Almost all Fortune 500 companies and most medium-sized ones use tracking systems programmed to scan for keywords to manage the hundreds of applications submitted each day, explains Mitler. “Before an application even gets to human eyes, the résumés are reviewed by these applicant tracking systems, which routinely eliminate up to 75 percent of the resumes that are submitted.”
- All of these celebrities have had their nudes leaked 35 Pictures
- PHOTOS: Apple Emoji update includes a llama, skateboard and some bagel drama 24 Pictures
So learn how to beat it
Because these systems filter and rank applications, make sure yours isn't being rejected based on inconsequential criteria. “Even things like formatting errors, size of margins, font that you use, using any kind of graphics, color, not putting an address on your résumé — these are all things that could eliminate you from consideration, even if you are the perfect candidate.”
Figure out how to stand out
If your application does get past the robot sensors, it must then appeal to a real live human. Make sure yourrésuméhighlights“specific, tangible information — things that you’ve accomplished, not just things you’ve been responsible for.” Next, try going old school. Says Mitler,“I don’t know if you’ve noticed, but nobody uses the phone anymore." If you leave an articulate message expressing interest, employers "might be impressed that you took initiative.”
Take it slow, but act fast
The upside of online applications is that job seekers can cast a wide net.

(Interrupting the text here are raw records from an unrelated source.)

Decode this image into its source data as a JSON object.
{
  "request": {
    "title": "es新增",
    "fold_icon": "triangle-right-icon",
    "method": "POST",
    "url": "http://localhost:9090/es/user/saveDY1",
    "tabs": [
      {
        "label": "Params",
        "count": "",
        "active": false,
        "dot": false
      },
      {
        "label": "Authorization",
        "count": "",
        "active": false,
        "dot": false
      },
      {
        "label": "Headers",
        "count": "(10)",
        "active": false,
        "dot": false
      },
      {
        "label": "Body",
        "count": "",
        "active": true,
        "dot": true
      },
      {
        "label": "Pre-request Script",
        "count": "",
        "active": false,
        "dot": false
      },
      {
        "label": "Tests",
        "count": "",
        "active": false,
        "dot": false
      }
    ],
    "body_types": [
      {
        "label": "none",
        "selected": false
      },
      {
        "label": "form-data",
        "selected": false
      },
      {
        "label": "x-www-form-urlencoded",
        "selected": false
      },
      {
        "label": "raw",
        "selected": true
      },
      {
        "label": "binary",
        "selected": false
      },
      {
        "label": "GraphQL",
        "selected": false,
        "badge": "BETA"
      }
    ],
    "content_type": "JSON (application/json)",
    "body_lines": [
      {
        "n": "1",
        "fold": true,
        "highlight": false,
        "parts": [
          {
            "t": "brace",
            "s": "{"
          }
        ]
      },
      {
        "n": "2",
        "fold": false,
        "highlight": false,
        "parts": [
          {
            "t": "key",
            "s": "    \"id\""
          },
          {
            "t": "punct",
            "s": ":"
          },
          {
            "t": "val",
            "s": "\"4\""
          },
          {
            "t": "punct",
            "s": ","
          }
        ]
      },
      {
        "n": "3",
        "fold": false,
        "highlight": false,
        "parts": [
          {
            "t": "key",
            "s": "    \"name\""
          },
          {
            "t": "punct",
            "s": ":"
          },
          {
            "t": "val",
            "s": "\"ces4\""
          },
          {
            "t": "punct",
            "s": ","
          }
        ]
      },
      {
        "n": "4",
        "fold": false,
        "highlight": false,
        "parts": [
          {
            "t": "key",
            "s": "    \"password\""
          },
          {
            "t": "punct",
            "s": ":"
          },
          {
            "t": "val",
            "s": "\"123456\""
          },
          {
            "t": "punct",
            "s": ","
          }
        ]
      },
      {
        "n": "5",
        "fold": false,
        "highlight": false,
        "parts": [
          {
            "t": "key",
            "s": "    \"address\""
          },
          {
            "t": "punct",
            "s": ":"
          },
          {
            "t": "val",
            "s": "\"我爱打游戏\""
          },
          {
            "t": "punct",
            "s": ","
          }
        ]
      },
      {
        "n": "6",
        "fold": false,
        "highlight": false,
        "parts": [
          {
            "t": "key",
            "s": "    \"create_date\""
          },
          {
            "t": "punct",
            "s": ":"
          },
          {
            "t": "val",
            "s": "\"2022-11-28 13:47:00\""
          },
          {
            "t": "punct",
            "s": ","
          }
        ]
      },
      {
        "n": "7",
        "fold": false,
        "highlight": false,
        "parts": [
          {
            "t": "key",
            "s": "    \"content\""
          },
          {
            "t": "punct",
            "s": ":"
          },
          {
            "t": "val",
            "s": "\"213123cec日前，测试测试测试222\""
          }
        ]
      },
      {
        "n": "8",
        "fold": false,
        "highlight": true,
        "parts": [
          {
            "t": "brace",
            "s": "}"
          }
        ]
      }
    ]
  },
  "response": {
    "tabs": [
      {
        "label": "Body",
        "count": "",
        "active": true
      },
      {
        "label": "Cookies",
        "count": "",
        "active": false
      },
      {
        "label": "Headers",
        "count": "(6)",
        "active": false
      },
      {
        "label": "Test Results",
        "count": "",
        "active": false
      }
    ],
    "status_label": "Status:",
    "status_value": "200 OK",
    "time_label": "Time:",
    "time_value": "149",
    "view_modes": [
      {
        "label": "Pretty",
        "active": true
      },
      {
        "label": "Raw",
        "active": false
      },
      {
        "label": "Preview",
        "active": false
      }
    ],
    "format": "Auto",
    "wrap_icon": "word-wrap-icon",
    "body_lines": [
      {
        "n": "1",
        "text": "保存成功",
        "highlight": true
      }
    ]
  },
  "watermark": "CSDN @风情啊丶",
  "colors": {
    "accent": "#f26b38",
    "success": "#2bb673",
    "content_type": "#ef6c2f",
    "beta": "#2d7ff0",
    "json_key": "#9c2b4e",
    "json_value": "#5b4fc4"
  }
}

The downside is the whack-a-mole pace at which jobs come and go. When applying to jobs, treat the process "as a job, and not something you can just pick up when you have some downtime," says Mitler. "You need to constantly be following openings you see online, because if you see a job that you like and you don’t apply to it quickly the company may pull the posting when it gets enough applications."
Then let your network work for you
Navigating social media channels for jobs is a given, but get specific on each network. "Instagram is a way to give people another lens into who you are. You show creativity and passion, they get a sense that you’re on top of trends, particularly in certain industries.” On LinkedIn, your profile, including "recommendations, people who can speak to your character, your work ethic, your strengths" must be fully fleshed out. It can also help to get a premium membership, which shows where you rank among other candidates when applying on the site.
If you do nothing else, take control of the narrative.
"Most people don’t look at the job description and their résumé, and try to say, 'OK, how can I tell the story in a way that will speak to what the company is looking to hire?'”